━━ Available data ━━

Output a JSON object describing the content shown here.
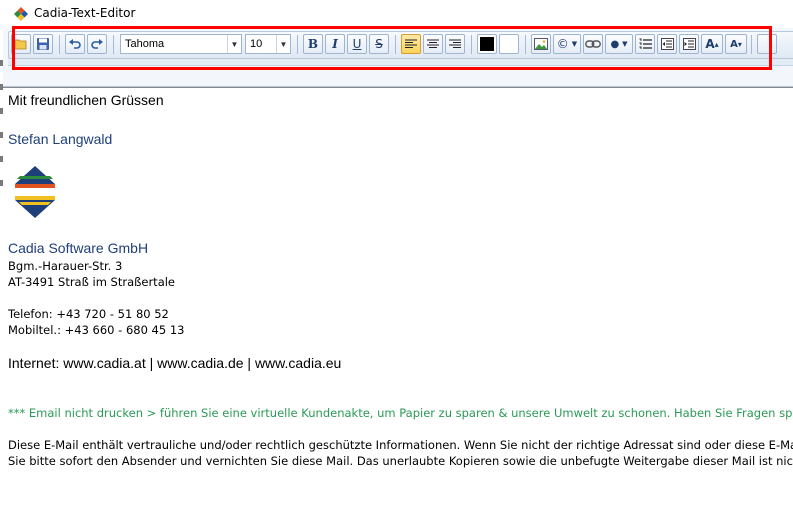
{
  "window": {
    "title": "Cadia-Text-Editor"
  },
  "toolbar": {
    "font_name": "Tahoma",
    "font_size": "10",
    "bold_label": "B",
    "italic_label": "I",
    "underline_label": "U",
    "strike_label": "S",
    "font_grow_label": "A",
    "font_shrink_label": "A",
    "symbol_label": "©",
    "text_color": "#000000",
    "highlight_color": "#ffffff"
  },
  "document": {
    "greeting": "Mit freundlichen Grüssen",
    "name": "Stefan Langwald",
    "company": "Cadia Software GmbH",
    "street": "Bgm.-Harauer-Str. 3",
    "city": "AT-3491 Straß im Straßertale",
    "phone": "Telefon:  +43 720 - 51 80 52",
    "mobile": "Mobiltel.: +43 660 - 680 45 13",
    "internet": "Internet: www.cadia.at | www.cadia.de | www.cadia.eu",
    "eco_note": "*** Email nicht drucken > führen Sie eine virtuelle Kundenakte, um Papier zu sparen & unsere Umwelt zu schonen. Haben Sie Fragen sp",
    "disclaimer_1": "Diese E-Mail enthält vertrauliche und/oder rechtlich geschützte Informationen. Wenn Sie nicht der richtige Adressat sind oder diese E-Mai",
    "disclaimer_2": "Sie bitte sofort den Absender und vernichten Sie diese Mail. Das unerlaubte Kopieren sowie die unbefugte Weitergabe dieser Mail ist nich"
  },
  "colors": {
    "accent_blue": "#1f3f7a",
    "eco_green": "#2a9a56",
    "highlight_red": "#ff0000"
  }
}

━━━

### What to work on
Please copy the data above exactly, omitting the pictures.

### Exercise solution
Output a JSON object describing the content shown here.
{
  "window": {
    "title": "Cadia-Text-Editor"
  },
  "toolbar": {
    "font_name": "Tahoma",
    "font_size": "10",
    "bold_label": "B",
    "italic_label": "I",
    "underline_label": "U",
    "strike_label": "S",
    "font_grow_label": "A",
    "font_shrink_label": "A",
    "symbol_label": "©",
    "text_color": "#000000",
    "highlight_color": "#ffffff"
  },
  "document": {
    "greeting": "Mit freundlichen Grüssen",
    "name": "Stefan Langwald",
    "company": "Cadia Software GmbH",
    "street": "Bgm.-Harauer-Str. 3",
    "city": "AT-3491 Straß im Straßertale",
    "phone": "Telefon:  +43 720 - 51 80 52",
    "mobile": "Mobiltel.: +43 660 - 680 45 13",
    "internet": "Internet: www.cadia.at | www.cadia.de | www.cadia.eu",
    "eco_note": "*** Email nicht drucken > führen Sie eine virtuelle Kundenakte, um Papier zu sparen & unsere Umwelt zu schonen. Haben Sie Fragen sp",
    "disclaimer_1": "Diese E-Mail enthält vertrauliche und/oder rechtlich geschützte Informationen. Wenn Sie nicht der richtige Adressat sind oder diese E-Mai",
    "disclaimer_2": "Sie bitte sofort den Absender und vernichten Sie diese Mail. Das unerlaubte Kopieren sowie die unbefugte Weitergabe dieser Mail ist nich"
  },
  "colors": {
    "accent_blue": "#1f3f7a",
    "eco_green": "#2a9a56",
    "highlight_red": "#ff0000"
  }
}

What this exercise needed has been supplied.